KUALA LUMPUR – Former prime minister Datuk Seri Najib Tun Razak (picture) has yet to be declared bankrupt over his failure to pay RM1.69 billion in additional income tax arrears to the Inland Revenue Board (IRB), according to his counsel.
Lawyer Wee Yeong Kang told reporters that High Court Deputy Registrar Ida Rahayu Sharif informed the parties concerned that the act of bankruptcy against Najib has not yet occurred even though revenue counsel Athari Faris Ammerry Hussein, who acted for IRB, asked for the act of bankruptcy to be recorded by the court immediately.
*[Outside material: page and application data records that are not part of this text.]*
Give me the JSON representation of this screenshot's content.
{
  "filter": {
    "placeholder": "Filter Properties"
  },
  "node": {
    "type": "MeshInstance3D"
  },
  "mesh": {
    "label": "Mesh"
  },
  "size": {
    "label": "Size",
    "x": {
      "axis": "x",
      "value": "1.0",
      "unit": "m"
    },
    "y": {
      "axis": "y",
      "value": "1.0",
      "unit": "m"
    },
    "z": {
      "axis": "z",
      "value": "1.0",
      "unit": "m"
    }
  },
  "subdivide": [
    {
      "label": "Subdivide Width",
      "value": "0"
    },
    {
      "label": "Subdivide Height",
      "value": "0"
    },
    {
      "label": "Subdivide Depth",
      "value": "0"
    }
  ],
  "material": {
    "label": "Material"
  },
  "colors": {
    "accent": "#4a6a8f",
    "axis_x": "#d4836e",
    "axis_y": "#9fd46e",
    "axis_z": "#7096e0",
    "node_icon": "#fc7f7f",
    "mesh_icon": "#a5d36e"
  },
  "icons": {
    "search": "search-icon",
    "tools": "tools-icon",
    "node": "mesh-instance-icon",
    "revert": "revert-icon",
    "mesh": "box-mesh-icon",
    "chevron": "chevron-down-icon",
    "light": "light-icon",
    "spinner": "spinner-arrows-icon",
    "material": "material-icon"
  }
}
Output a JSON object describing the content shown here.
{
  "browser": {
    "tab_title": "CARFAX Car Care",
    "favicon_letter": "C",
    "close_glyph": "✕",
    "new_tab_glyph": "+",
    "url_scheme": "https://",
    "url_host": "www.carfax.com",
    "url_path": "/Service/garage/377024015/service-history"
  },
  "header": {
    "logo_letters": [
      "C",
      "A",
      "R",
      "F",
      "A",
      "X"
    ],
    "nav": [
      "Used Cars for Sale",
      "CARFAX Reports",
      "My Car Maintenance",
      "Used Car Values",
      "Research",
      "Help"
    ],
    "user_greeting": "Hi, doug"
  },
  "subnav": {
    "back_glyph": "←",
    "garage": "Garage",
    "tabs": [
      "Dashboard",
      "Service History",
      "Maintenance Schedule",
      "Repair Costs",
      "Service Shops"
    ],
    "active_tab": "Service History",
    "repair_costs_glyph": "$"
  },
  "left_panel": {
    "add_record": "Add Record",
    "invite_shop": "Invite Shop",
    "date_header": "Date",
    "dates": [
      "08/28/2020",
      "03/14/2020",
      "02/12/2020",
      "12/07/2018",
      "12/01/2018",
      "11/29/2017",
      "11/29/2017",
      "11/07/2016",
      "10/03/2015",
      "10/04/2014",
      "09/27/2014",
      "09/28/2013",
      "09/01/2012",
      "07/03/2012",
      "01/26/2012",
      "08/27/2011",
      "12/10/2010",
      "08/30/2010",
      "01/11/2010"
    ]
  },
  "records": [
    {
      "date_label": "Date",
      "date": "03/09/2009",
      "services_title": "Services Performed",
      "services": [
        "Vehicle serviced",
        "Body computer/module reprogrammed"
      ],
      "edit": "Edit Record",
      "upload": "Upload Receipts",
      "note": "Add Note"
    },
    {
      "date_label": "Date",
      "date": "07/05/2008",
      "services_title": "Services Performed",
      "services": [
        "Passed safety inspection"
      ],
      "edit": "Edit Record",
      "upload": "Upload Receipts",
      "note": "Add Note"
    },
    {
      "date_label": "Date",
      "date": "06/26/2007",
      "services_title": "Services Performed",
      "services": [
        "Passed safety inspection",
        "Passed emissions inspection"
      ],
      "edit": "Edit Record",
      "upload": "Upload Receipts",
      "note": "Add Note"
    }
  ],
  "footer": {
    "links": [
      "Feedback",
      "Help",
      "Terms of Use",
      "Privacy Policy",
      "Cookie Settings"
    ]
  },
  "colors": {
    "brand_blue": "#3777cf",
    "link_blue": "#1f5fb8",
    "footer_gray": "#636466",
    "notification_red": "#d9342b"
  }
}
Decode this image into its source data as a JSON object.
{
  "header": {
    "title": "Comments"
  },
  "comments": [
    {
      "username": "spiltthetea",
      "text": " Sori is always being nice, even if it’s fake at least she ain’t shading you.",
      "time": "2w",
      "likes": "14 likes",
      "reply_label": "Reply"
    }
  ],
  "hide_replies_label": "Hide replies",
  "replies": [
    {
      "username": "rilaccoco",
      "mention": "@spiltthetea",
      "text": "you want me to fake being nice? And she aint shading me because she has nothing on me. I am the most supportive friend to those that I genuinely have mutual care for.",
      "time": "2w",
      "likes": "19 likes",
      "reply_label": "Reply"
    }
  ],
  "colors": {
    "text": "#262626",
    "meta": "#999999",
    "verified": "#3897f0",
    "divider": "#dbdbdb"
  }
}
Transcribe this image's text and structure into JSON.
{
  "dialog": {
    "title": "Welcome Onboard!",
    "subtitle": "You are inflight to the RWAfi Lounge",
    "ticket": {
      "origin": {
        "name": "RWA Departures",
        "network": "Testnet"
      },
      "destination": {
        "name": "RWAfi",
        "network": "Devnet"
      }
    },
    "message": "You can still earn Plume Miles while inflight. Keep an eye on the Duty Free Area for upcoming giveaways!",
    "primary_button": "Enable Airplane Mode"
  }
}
“We objected to the IRB application (for the act of bankruptcy to be recorded) due to incorrectness and misguidance of rules that govern the bankruptcy proceedings.
“The court then informed parties (concerned) that the act of bankruptcy has not occurred yet at this stage,” he said after the case came up for case management via online proceedings today.
The lawyer said his client will file applications to stay the bankruptcy proceedings and to set aside the bankruptcy notice before May 24.
Wee said the court also set the same day for the next case management to update the court on the status of the applications.
On Feb 4, the government through the IRB filed a bankruptcy notice against Najib as a debtor, for failing to pay income tax amounting to RM1.69 billion as ruled by the High Court in July last year.
Based on the notice, Najib has to pay RM1.69 billion with a five per cent interest rate per annum on the total balance from July 22, 2020 (date of High Court’s decision) to Feb 4, 2021, and the total payable amount as of the latter date was RM1,738,804,204.16.
On July 22 last year, the High Court ruled that Najib had to pay the IRB RM1.69 billion in additional tax and penalties for the period 2011 to 2017 after allowing the IRB’s application to enter a summary judgment against him.
A summary judgment is when the court decides on a particular case summarily, without calling witnesses to testify in a trial.
Najib has filed an appeal against the High Court’s decision in the Court of Appeal, which will hear the case on June 16.
Under Section 103 (2) of the Income Tax Act 1967, a person ordered to pay the assessment has to settle the payment to the IRB even if an appeal has been filed.